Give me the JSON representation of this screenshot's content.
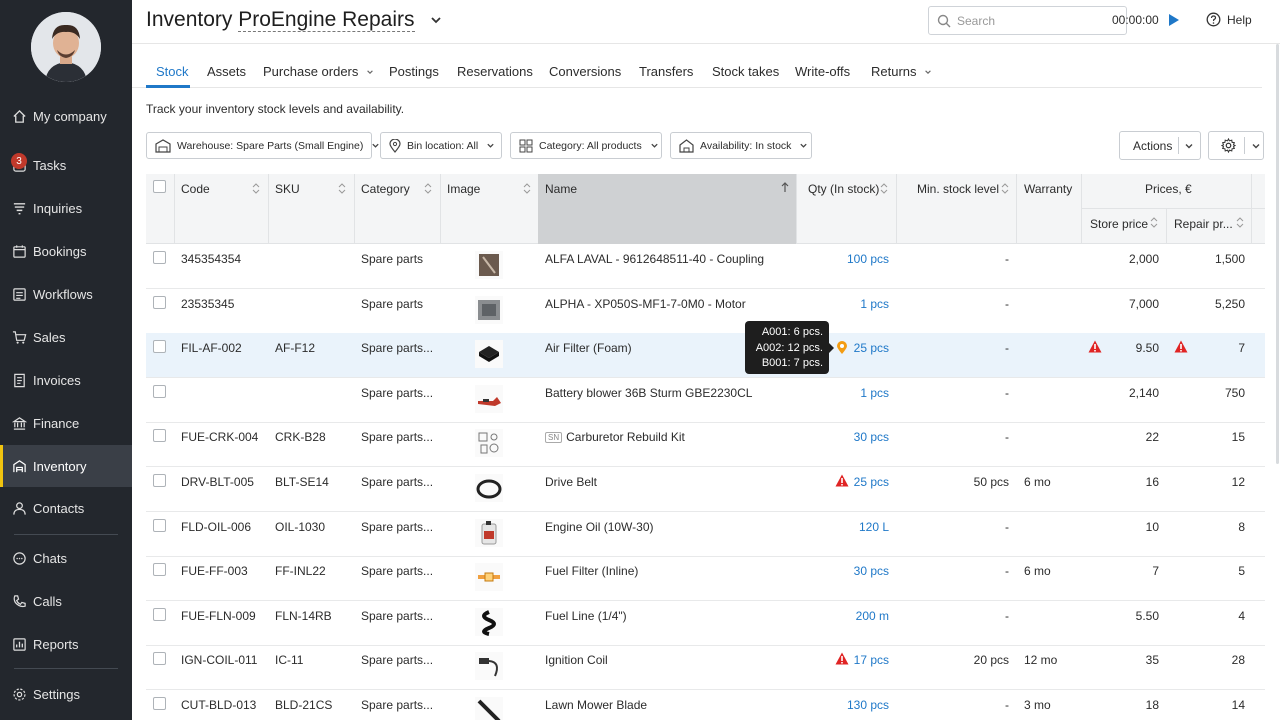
{
  "sidebar": {
    "items": [
      {
        "label": "My company",
        "icon": "home-icon"
      },
      {
        "label": "Tasks",
        "icon": "tasks-icon",
        "badge": "3"
      },
      {
        "label": "Inquiries",
        "icon": "funnel-icon"
      },
      {
        "label": "Bookings",
        "icon": "calendar-icon"
      },
      {
        "label": "Workflows",
        "icon": "workflow-icon"
      },
      {
        "label": "Sales",
        "icon": "cart-icon"
      },
      {
        "label": "Invoices",
        "icon": "invoice-icon"
      },
      {
        "label": "Finance",
        "icon": "finance-icon"
      },
      {
        "label": "Inventory",
        "icon": "inventory-icon"
      },
      {
        "label": "Contacts",
        "icon": "contacts-icon"
      },
      {
        "label": "Chats",
        "icon": "chat-icon"
      },
      {
        "label": "Calls",
        "icon": "phone-icon"
      },
      {
        "label": "Reports",
        "icon": "reports-icon"
      },
      {
        "label": "Settings",
        "icon": "settings-icon"
      }
    ],
    "active": "Inventory",
    "accent": "#f1c40f"
  },
  "header": {
    "title_prefix": "Inventory",
    "title_location": "ProEngine Repairs",
    "search_placeholder": "Search",
    "timer": "00:00:00",
    "help": "Help"
  },
  "tabs": [
    {
      "label": "Stock",
      "active": true
    },
    {
      "label": "Assets"
    },
    {
      "label": "Purchase orders",
      "dropdown": true
    },
    {
      "label": "Postings"
    },
    {
      "label": "Reservations"
    },
    {
      "label": "Conversions"
    },
    {
      "label": "Transfers"
    },
    {
      "label": "Stock takes"
    },
    {
      "label": "Write-offs"
    },
    {
      "label": "Returns",
      "dropdown": true
    }
  ],
  "subtitle": "Track your inventory stock levels and availability.",
  "filters": {
    "warehouse": "Warehouse: Spare Parts (Small Engine)",
    "bin": "Bin location: All",
    "category": "Category: All products",
    "availability": "Availability: In stock"
  },
  "actions_label": "Actions",
  "table": {
    "headers": {
      "code": "Code",
      "sku": "SKU",
      "category": "Category",
      "image": "Image",
      "name": "Name",
      "qty": "Qty (In stock)",
      "min": "Min. stock level",
      "warranty": "Warranty",
      "prices": "Prices, €",
      "store": "Store price",
      "repair": "Repair pr..."
    },
    "rows": [
      {
        "code": "345354354",
        "sku": "",
        "category": "Spare parts",
        "name": "ALFA LAVAL - 9612648511-40 - Coupling",
        "qty": "100 pcs",
        "min": "-",
        "warranty": "",
        "store": "2,000",
        "repair": "1,500"
      },
      {
        "code": "23535345",
        "sku": "",
        "category": "Spare parts",
        "name": "ALPHA - XP050S-MF1-7-0M0 - Motor",
        "qty": "1 pcs",
        "min": "-",
        "warranty": "",
        "store": "7,000",
        "repair": "5,250"
      },
      {
        "code": "FIL-AF-002",
        "sku": "AF-F12",
        "category": "Spare parts...",
        "name": "Air Filter (Foam)",
        "qty": "25 pcs",
        "min": "-",
        "warranty": "",
        "store": "9.50",
        "repair": "7"
      },
      {
        "code": "",
        "sku": "",
        "category": "Spare parts...",
        "name": "Battery blower 36B Sturm GBE2230CL",
        "qty": "1 pcs",
        "min": "-",
        "warranty": "",
        "store": "2,140",
        "repair": "750"
      },
      {
        "code": "FUE-CRK-004",
        "sku": "CRK-B28",
        "category": "Spare parts...",
        "name": "Carburetor Rebuild Kit",
        "qty": "30 pcs",
        "min": "-",
        "warranty": "",
        "store": "22",
        "repair": "15"
      },
      {
        "code": "DRV-BLT-005",
        "sku": "BLT-SE14",
        "category": "Spare parts...",
        "name": "Drive Belt",
        "qty": "25 pcs",
        "min": "50 pcs",
        "warranty": "6 mo",
        "store": "16",
        "repair": "12"
      },
      {
        "code": "FLD-OIL-006",
        "sku": "OIL-1030",
        "category": "Spare parts...",
        "name": "Engine Oil (10W-30)",
        "qty": "120 L",
        "min": "-",
        "warranty": "",
        "store": "10",
        "repair": "8"
      },
      {
        "code": "FUE-FF-003",
        "sku": "FF-INL22",
        "category": "Spare parts...",
        "name": "Fuel Filter (Inline)",
        "qty": "30 pcs",
        "min": "-",
        "warranty": "6 mo",
        "store": "7",
        "repair": "5"
      },
      {
        "code": "FUE-FLN-009",
        "sku": "FLN-14RB",
        "category": "Spare parts...",
        "name": "Fuel Line (1/4\")",
        "qty": "200 m",
        "min": "-",
        "warranty": "",
        "store": "5.50",
        "repair": "4"
      },
      {
        "code": "IGN-COIL-011",
        "sku": "IC-11",
        "category": "Spare parts...",
        "name": "Ignition Coil",
        "qty": "17 pcs",
        "min": "20 pcs",
        "warranty": "12 mo",
        "store": "35",
        "repair": "28"
      },
      {
        "code": "CUT-BLD-013",
        "sku": "BLD-21CS",
        "category": "Spare parts...",
        "name": "Lawn Mower Blade",
        "qty": "130 pcs",
        "min": "-",
        "warranty": "3 mo",
        "store": "18",
        "repair": "14"
      }
    ],
    "sn_tag": "SN"
  },
  "tooltip": {
    "lines": [
      "A001: 6 pcs.",
      "A002: 12 pcs.",
      "B001: 7 pcs."
    ]
  },
  "colors": {
    "link": "#1f78c8",
    "warning": "#e02424",
    "pin": "#f39c12",
    "sidebar_bg": "#23272d"
  }
}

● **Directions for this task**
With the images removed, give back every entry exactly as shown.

● **Result of this exercise**
Give me the JSON representation of this screenshot's content.
{
  "sidebar": {
    "items": [
      {
        "label": "My company",
        "icon": "home-icon"
      },
      {
        "label": "Tasks",
        "icon": "tasks-icon",
        "badge": "3"
      },
      {
        "label": "Inquiries",
        "icon": "funnel-icon"
      },
      {
        "label": "Bookings",
        "icon": "calendar-icon"
      },
      {
        "label": "Workflows",
        "icon": "workflow-icon"
      },
      {
        "label": "Sales",
        "icon": "cart-icon"
      },
      {
        "label": "Invoices",
        "icon": "invoice-icon"
      },
      {
        "label": "Finance",
        "icon": "finance-icon"
      },
      {
        "label": "Inventory",
        "icon": "inventory-icon"
      },
      {
        "label": "Contacts",
        "icon": "contacts-icon"
      },
      {
        "label": "Chats",
        "icon": "chat-icon"
      },
      {
        "label": "Calls",
        "icon": "phone-icon"
      },
      {
        "label": "Reports",
        "icon": "reports-icon"
      },
      {
        "label": "Settings",
        "icon": "settings-icon"
      }
    ],
    "active": "Inventory",
    "accent": "#f1c40f"
  },
  "header": {
    "title_prefix": "Inventory",
    "title_location": "ProEngine Repairs",
    "search_placeholder": "Search",
    "timer": "00:00:00",
    "help": "Help"
  },
  "tabs": [
    {
      "label": "Stock",
      "active": true
    },
    {
      "label": "Assets"
    },
    {
      "label": "Purchase orders",
      "dropdown": true
    },
    {
      "label": "Postings"
    },
    {
      "label": "Reservations"
    },
    {
      "label": "Conversions"
    },
    {
      "label": "Transfers"
    },
    {
      "label": "Stock takes"
    },
    {
      "label": "Write-offs"
    },
    {
      "label": "Returns",
      "dropdown": true
    }
  ],
  "subtitle": "Track your inventory stock levels and availability.",
  "filters": {
    "warehouse": "Warehouse: Spare Parts (Small Engine)",
    "bin": "Bin location: All",
    "category": "Category: All products",
    "availability": "Availability: In stock"
  },
  "actions_label": "Actions",
  "table": {
    "headers": {
      "code": "Code",
      "sku": "SKU",
      "category": "Category",
      "image": "Image",
      "name": "Name",
      "qty": "Qty (In stock)",
      "min": "Min. stock level",
      "warranty": "Warranty",
      "prices": "Prices, €",
      "store": "Store price",
      "repair": "Repair pr..."
    },
    "rows": [
      {
        "code": "345354354",
        "sku": "",
        "category": "Spare parts",
        "name": "ALFA LAVAL - 9612648511-40 - Coupling",
        "qty": "100 pcs",
        "min": "-",
        "warranty": "",
        "store": "2,000",
        "repair": "1,500"
      },
      {
        "code": "23535345",
        "sku": "",
        "category": "Spare parts",
        "name": "ALPHA - XP050S-MF1-7-0M0 - Motor",
        "qty": "1 pcs",
        "min": "-",
        "warranty": "",
        "store": "7,000",
        "repair": "5,250"
      },
      {
        "code": "FIL-AF-002",
        "sku": "AF-F12",
        "category": "Spare parts...",
        "name": "Air Filter (Foam)",
        "qty": "25 pcs",
        "min": "-",
        "warranty": "",
        "store": "9.50",
        "repair": "7"
      },
      {
        "code": "",
        "sku": "",
        "category": "Spare parts...",
        "name": "Battery blower 36B Sturm GBE2230CL",
        "qty": "1 pcs",
        "min": "-",
        "warranty": "",
        "store": "2,140",
        "repair": "750"
      },
      {
        "code": "FUE-CRK-004",
        "sku": "CRK-B28",
        "category": "Spare parts...",
        "name": "Carburetor Rebuild Kit",
        "qty": "30 pcs",
        "min": "-",
        "warranty": "",
        "store": "22",
        "repair": "15"
      },
      {
        "code": "DRV-BLT-005",
        "sku": "BLT-SE14",
        "category": "Spare parts...",
        "name": "Drive Belt",
        "qty": "25 pcs",
        "min": "50 pcs",
        "warranty": "6 mo",
        "store": "16",
        "repair": "12"
      },
      {
        "code": "FLD-OIL-006",
        "sku": "OIL-1030",
        "category": "Spare parts...",
        "name": "Engine Oil (10W-30)",
        "qty": "120 L",
        "min": "-",
        "warranty": "",
        "store": "10",
        "repair": "8"
      },
      {
        "code": "FUE-FF-003",
        "sku": "FF-INL22",
        "category": "Spare parts...",
        "name": "Fuel Filter (Inline)",
        "qty": "30 pcs",
        "min": "-",
        "warranty": "6 mo",
        "store": "7",
        "repair": "5"
      },
      {
        "code": "FUE-FLN-009",
        "sku": "FLN-14RB",
        "category": "Spare parts...",
        "name": "Fuel Line (1/4\")",
        "qty": "200 m",
        "min": "-",
        "warranty": "",
        "store": "5.50",
        "repair": "4"
      },
      {
        "code": "IGN-COIL-011",
        "sku": "IC-11",
        "category": "Spare parts...",
        "name": "Ignition Coil",
        "qty": "17 pcs",
        "min": "20 pcs",
        "warranty": "12 mo",
        "store": "35",
        "repair": "28"
      },
      {
        "code": "CUT-BLD-013",
        "sku": "BLD-21CS",
        "category": "Spare parts...",
        "name": "Lawn Mower Blade",
        "qty": "130 pcs",
        "min": "-",
        "warranty": "3 mo",
        "store": "18",
        "repair": "14"
      }
    ],
    "sn_tag": "SN"
  },
  "tooltip": {
    "lines": [
      "A001: 6 pcs.",
      "A002: 12 pcs.",
      "B001: 7 pcs."
    ]
  },
  "colors": {
    "link": "#1f78c8",
    "warning": "#e02424",
    "pin": "#f39c12",
    "sidebar_bg": "#23272d"
  }
}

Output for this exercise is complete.